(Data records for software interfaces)
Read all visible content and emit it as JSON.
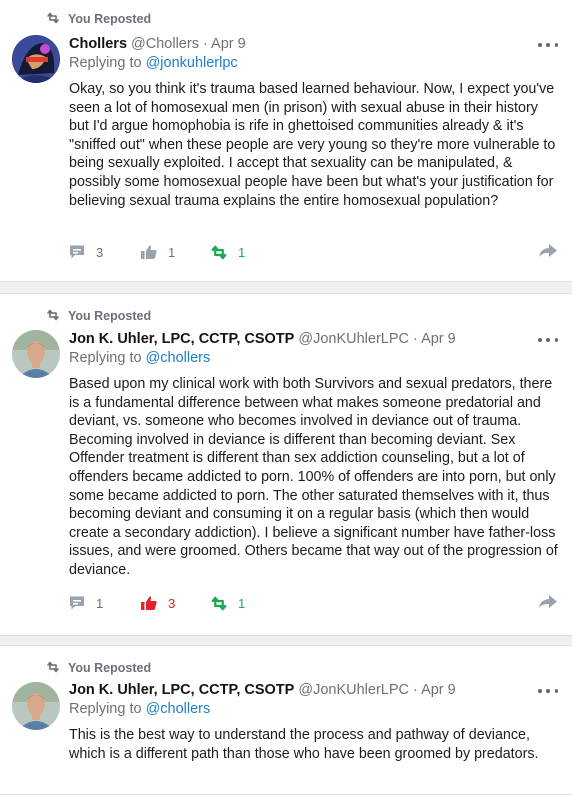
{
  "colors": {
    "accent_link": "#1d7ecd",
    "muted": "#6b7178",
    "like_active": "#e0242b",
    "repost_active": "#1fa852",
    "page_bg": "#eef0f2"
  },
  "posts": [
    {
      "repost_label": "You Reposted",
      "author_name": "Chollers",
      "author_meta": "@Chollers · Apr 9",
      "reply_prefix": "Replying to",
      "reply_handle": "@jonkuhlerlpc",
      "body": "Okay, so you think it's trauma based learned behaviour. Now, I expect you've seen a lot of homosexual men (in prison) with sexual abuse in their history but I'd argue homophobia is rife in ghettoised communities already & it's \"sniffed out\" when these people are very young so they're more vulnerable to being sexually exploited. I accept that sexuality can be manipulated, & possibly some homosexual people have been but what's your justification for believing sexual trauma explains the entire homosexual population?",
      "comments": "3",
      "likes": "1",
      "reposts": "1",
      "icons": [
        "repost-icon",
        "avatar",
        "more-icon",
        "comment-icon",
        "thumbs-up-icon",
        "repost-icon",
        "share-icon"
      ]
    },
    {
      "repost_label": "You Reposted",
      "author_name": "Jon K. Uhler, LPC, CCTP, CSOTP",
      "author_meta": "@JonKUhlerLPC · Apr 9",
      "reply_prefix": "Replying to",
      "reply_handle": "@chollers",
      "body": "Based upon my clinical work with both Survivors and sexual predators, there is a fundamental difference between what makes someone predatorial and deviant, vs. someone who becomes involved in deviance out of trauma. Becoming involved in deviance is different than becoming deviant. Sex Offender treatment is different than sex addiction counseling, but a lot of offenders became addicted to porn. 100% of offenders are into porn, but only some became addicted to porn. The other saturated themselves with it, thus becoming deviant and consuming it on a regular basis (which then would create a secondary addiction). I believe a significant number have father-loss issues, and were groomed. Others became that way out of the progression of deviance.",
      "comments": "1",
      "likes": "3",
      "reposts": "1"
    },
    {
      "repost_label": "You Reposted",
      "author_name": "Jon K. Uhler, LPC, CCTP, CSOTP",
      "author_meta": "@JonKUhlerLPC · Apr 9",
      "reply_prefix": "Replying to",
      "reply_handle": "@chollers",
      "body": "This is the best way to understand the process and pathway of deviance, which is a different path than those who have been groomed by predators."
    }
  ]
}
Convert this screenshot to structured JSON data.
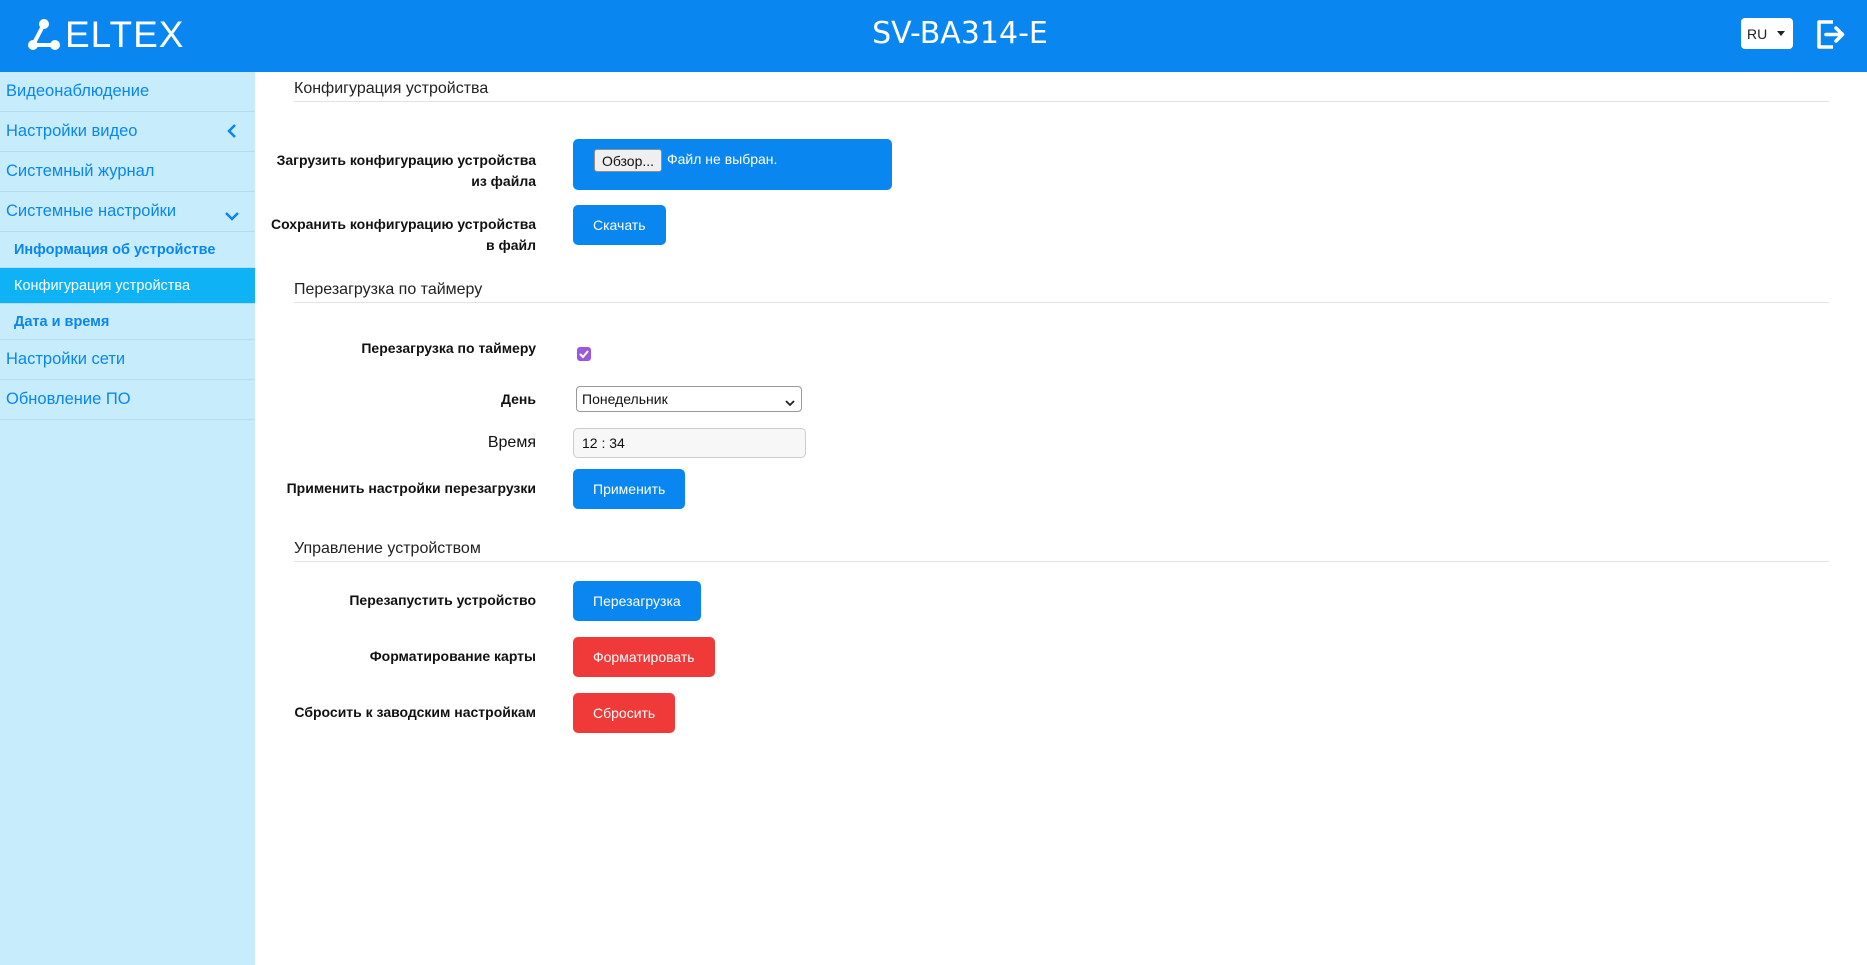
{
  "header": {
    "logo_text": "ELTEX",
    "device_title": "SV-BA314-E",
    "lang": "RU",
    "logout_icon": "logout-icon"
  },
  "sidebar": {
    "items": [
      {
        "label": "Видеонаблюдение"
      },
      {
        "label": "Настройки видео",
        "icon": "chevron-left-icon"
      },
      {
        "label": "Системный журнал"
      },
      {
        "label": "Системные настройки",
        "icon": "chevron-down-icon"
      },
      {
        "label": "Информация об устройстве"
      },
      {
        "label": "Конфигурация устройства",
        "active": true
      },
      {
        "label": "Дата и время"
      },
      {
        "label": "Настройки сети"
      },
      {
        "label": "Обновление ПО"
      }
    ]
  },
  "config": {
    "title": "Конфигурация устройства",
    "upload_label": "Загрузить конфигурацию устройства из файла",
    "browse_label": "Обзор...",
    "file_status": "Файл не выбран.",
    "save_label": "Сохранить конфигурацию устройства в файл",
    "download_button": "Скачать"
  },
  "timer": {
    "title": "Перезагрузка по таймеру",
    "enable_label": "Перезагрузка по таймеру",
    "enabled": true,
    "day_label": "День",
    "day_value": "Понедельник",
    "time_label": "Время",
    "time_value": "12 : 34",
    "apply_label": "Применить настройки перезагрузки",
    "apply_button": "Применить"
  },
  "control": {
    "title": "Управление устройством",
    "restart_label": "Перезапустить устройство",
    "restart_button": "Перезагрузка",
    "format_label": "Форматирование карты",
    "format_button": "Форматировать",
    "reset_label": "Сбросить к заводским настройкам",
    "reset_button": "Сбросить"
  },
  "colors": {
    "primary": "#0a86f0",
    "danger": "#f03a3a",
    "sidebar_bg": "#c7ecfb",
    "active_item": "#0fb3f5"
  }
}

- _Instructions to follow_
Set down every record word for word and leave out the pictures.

- _Task output_
Read all visible content and emit it as JSON.
{
  "colors": {
    "accent_link": "#1d7ecd",
    "muted": "#6b7178",
    "like_active": "#e0242b",
    "repost_active": "#1fa852",
    "page_bg": "#eef0f2"
  },
  "posts": [
    {
      "repost_label": "You Reposted",
      "author_name": "Chollers",
      "author_meta": "@Chollers · Apr 9",
      "reply_prefix": "Replying to",
      "reply_handle": "@jonkuhlerlpc",
      "body": "Okay, so you think it's trauma based learned behaviour. Now, I expect you've seen a lot of homosexual men (in prison) with sexual abuse in their history but I'd argue homophobia is rife in ghettoised communities already & it's \"sniffed out\" when these people are very young so they're more vulnerable to being sexually exploited. I accept that sexuality can be manipulated, & possibly some homosexual people have been but what's your justification for believing sexual trauma explains the entire homosexual population?",
      "comments": "3",
      "likes": "1",
      "reposts": "1",
      "icons": [
        "repost-icon",
        "avatar",
        "more-icon",
        "comment-icon",
        "thumbs-up-icon",
        "repost-icon",
        "share-icon"
      ]
    },
    {
      "repost_label": "You Reposted",
      "author_name": "Jon K. Uhler, LPC, CCTP, CSOTP",
      "author_meta": "@JonKUhlerLPC · Apr 9",
      "reply_prefix": "Replying to",
      "reply_handle": "@chollers",
      "body": "Based upon my clinical work with both Survivors and sexual predators, there is a fundamental difference between what makes someone predatorial and deviant, vs. someone who becomes involved in deviance out of trauma. Becoming involved in deviance is different than becoming deviant. Sex Offender treatment is different than sex addiction counseling, but a lot of offenders became addicted to porn. 100% of offenders are into porn, but only some became addicted to porn. The other saturated themselves with it, thus becoming deviant and consuming it on a regular basis (which then would create a secondary addiction). I believe a significant number have father-loss issues, and were groomed. Others became that way out of the progression of deviance.",
      "comments": "1",
      "likes": "3",
      "reposts": "1"
    },
    {
      "repost_label": "You Reposted",
      "author_name": "Jon K. Uhler, LPC, CCTP, CSOTP",
      "author_meta": "@JonKUhlerLPC · Apr 9",
      "reply_prefix": "Replying to",
      "reply_handle": "@chollers",
      "body": "This is the best way to understand the process and pathway of deviance, which is a different path than those who have been groomed by predators."
    }
  ]
}
Convert this screenshot to structured JSON data.
{
  "header": {
    "logo_text": "ELTEX",
    "device_title": "SV-BA314-E",
    "lang": "RU",
    "logout_icon": "logout-icon"
  },
  "sidebar": {
    "items": [
      {
        "label": "Видеонаблюдение"
      },
      {
        "label": "Настройки видео",
        "icon": "chevron-left-icon"
      },
      {
        "label": "Системный журнал"
      },
      {
        "label": "Системные настройки",
        "icon": "chevron-down-icon"
      },
      {
        "label": "Информация об устройстве"
      },
      {
        "label": "Конфигурация устройства",
        "active": true
      },
      {
        "label": "Дата и время"
      },
      {
        "label": "Настройки сети"
      },
      {
        "label": "Обновление ПО"
      }
    ]
  },
  "config": {
    "title": "Конфигурация устройства",
    "upload_label": "Загрузить конфигурацию устройства из файла",
    "browse_label": "Обзор...",
    "file_status": "Файл не выбран.",
    "save_label": "Сохранить конфигурацию устройства в файл",
    "download_button": "Скачать"
  },
  "timer": {
    "title": "Перезагрузка по таймеру",
    "enable_label": "Перезагрузка по таймеру",
    "enabled": true,
    "day_label": "День",
    "day_value": "Понедельник",
    "time_label": "Время",
    "time_value": "12 : 34",
    "apply_label": "Применить настройки перезагрузки",
    "apply_button": "Применить"
  },
  "control": {
    "title": "Управление устройством",
    "restart_label": "Перезапустить устройство",
    "restart_button": "Перезагрузка",
    "format_label": "Форматирование карты",
    "format_button": "Форматировать",
    "reset_label": "Сбросить к заводским настройкам",
    "reset_button": "Сбросить"
  },
  "colors": {
    "primary": "#0a86f0",
    "danger": "#f03a3a",
    "sidebar_bg": "#c7ecfb",
    "active_item": "#0fb3f5"
  }
}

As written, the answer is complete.